But will it matter in 2018? Will the Steelers defense suffer because Williams (sixth round, 2013) and Matakevich (seventh round, 2016) don't run 4.5 40s and/or weigh 255 pounds?
"You just get guys to try to do it within their skill set," said Olsavsky, a former 10th-round pick who started at inside linebacker for the Steelers in the early 1990s. "So that's what I am really going to try to do. And even though they don't run 4.3, and they can't jump (high), the guys we have can still make a lot of plays."
The projected starters have proven that. Williams had 8½ sacks in limited pass-rushing opportunities last season, and Matakevich was the consensus defensive player of the year while at Temple in 2015 after his fourth 100-tackle season.
But Matakevich is barely 6-foot and ran a 4.81 40, the skeptics say. Williams' profile isn't all that different.
"I feel communication and, honestly, just studying the game, knowing you can use that knowledge to make up for that speed, I have been doing that my whole life," Matakevich said. "'I might not be able to get there right way, so let me cheat over.' I know in my head, I know what play is coming. Use your knowledge to compensate for little things you lack."
It sounds so much like a feel-good story: the scrappy underdogs taking over for the high-profile, athletic stars. But in the real world, talent typically trumps.
The Steelers tried to sign a high-profile free agent ( Dont'a Hightower ) after Timmons left as a free agent in 2017, and they sought players at the position in the first round ( Rashaan Evans and Leighton Vander Esch ) in April four months following Shazier's serious injury.
Regardless of whether or not that was a tacit acknowledgment that there's more talent needed at the position, Williams and Matakevich frequently have said they find motivation in proving people wrong and playing with the proverbial chip on their shoulders.
"The Steelers haven't fielded a sorry linebacker in how many years?" Williams asked, rhetorically. "When was the last time we've had an incompetent linebacking corps? That's not what we do here.

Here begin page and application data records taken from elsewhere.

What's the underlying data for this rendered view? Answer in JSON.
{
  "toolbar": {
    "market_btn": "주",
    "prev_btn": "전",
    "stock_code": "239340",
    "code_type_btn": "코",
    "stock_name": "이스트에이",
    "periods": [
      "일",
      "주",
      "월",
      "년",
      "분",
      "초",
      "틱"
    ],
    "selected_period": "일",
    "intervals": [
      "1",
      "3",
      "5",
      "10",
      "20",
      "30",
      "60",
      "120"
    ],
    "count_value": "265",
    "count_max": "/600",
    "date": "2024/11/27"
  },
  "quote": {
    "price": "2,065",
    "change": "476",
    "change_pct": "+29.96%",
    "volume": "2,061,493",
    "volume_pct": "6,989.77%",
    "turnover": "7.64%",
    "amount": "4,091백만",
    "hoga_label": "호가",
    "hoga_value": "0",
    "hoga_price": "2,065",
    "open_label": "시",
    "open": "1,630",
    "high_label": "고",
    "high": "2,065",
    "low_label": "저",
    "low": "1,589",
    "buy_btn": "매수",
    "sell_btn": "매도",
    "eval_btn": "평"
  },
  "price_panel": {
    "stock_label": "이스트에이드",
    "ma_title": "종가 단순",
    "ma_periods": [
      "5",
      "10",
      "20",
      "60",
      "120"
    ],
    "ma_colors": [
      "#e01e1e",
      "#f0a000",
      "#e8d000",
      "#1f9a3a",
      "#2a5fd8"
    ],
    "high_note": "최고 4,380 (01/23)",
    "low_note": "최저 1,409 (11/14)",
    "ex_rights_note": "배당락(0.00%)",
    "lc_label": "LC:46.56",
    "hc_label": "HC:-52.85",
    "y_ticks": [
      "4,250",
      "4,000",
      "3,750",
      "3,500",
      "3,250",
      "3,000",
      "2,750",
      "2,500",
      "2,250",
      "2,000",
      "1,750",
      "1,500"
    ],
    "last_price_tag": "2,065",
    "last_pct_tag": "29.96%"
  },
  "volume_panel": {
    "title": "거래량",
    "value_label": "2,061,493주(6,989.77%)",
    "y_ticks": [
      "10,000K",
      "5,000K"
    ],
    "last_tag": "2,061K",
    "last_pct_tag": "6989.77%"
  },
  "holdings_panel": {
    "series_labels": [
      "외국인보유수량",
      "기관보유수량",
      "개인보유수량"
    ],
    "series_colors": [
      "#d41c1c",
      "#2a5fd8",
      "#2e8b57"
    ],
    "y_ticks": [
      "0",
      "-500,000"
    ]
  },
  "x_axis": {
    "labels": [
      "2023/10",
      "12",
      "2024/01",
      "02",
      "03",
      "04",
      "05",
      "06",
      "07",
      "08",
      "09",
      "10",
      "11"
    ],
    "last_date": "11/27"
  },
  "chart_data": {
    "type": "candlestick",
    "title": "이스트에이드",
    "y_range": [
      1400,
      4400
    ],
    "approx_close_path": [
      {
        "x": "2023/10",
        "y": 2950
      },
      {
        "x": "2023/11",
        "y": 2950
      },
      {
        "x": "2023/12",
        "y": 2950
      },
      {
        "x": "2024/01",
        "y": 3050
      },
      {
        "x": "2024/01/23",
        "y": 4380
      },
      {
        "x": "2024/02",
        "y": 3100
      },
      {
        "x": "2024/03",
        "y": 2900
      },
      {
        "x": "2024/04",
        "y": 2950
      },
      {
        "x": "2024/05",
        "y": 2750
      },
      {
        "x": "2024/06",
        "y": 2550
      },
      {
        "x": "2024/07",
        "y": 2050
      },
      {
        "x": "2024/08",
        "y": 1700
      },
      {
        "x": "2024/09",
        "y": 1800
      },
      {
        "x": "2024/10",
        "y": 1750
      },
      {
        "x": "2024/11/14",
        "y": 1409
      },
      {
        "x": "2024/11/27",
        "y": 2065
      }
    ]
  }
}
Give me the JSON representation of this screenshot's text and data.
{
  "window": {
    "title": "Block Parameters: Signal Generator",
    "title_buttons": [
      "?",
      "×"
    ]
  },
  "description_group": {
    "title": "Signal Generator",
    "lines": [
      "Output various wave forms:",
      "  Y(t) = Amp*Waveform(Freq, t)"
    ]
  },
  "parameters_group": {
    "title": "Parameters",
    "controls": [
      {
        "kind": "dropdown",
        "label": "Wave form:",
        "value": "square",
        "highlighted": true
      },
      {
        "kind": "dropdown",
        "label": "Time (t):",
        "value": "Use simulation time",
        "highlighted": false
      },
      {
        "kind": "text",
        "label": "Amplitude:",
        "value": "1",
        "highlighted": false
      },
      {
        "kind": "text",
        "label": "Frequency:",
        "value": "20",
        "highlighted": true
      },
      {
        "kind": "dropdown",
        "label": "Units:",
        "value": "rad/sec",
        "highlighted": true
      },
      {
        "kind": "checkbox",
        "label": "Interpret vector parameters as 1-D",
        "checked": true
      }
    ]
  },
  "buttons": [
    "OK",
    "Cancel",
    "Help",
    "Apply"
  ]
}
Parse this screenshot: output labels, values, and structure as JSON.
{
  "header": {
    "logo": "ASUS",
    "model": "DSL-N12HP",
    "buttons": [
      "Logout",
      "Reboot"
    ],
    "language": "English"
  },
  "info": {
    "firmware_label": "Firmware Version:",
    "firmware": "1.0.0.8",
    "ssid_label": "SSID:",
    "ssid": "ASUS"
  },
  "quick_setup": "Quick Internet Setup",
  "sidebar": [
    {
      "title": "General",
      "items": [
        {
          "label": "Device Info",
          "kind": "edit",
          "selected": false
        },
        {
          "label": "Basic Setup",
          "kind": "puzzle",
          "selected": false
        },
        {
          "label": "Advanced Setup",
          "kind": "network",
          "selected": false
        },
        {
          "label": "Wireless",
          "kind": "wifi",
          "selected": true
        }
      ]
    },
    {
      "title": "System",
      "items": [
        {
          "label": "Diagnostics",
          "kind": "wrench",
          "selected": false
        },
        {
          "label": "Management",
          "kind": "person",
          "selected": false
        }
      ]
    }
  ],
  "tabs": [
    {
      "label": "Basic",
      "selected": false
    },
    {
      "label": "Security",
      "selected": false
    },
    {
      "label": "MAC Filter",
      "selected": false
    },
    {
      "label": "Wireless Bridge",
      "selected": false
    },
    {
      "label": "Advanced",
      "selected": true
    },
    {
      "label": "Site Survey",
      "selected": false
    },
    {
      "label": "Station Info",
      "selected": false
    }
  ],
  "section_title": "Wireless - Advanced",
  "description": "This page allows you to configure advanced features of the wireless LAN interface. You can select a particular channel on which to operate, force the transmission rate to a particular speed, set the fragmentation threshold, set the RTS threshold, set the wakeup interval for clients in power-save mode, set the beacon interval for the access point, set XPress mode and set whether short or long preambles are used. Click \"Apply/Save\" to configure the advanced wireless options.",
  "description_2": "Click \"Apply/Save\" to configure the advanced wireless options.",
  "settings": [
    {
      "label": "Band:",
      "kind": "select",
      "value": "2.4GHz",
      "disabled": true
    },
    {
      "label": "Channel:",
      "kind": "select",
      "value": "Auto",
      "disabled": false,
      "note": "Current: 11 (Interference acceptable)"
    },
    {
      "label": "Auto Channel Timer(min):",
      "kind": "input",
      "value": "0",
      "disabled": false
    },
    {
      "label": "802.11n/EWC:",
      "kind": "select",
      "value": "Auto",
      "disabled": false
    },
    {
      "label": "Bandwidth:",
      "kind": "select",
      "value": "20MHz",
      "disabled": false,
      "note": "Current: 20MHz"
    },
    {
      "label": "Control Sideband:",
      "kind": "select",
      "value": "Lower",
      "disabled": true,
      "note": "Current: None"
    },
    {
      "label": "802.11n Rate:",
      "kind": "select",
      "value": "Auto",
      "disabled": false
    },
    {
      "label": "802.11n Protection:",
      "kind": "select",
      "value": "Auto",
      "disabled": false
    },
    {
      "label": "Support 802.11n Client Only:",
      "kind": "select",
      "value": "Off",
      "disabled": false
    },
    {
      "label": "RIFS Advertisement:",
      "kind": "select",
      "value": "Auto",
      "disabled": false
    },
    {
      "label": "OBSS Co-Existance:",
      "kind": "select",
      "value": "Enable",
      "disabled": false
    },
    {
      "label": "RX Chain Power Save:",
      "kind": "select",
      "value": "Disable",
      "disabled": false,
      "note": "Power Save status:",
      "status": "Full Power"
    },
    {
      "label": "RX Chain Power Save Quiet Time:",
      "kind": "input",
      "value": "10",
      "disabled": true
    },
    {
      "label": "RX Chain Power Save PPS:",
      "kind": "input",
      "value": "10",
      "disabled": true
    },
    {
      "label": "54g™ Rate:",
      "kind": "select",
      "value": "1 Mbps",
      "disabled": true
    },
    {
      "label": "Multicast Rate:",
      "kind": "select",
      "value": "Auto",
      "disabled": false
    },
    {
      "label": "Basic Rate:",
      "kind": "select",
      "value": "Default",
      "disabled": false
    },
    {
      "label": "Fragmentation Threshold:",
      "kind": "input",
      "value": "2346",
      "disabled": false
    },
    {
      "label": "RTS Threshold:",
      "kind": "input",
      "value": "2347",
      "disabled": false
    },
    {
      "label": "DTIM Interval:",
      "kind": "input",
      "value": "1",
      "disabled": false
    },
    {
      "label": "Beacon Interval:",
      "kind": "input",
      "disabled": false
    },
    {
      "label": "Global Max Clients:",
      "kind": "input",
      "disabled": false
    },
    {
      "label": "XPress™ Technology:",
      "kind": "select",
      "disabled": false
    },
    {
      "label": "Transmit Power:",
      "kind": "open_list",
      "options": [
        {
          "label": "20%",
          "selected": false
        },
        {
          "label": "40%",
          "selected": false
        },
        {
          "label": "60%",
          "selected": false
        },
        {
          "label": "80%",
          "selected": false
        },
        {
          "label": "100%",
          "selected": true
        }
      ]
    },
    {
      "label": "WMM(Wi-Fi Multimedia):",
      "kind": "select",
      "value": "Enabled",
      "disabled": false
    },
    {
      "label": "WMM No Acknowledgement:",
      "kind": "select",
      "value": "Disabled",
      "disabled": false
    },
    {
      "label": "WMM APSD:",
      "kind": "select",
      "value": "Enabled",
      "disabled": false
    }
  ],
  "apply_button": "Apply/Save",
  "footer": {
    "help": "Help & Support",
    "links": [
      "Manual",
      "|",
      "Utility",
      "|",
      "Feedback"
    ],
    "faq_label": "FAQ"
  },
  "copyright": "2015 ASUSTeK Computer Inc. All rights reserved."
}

"Anybody they put out there, they trust them and I trust them and I know they're gonna produce."
Chris Adamski is a Tribune-Review staff writer. Reach him at email@example.com or via Twitter @C_AdamskiTrib.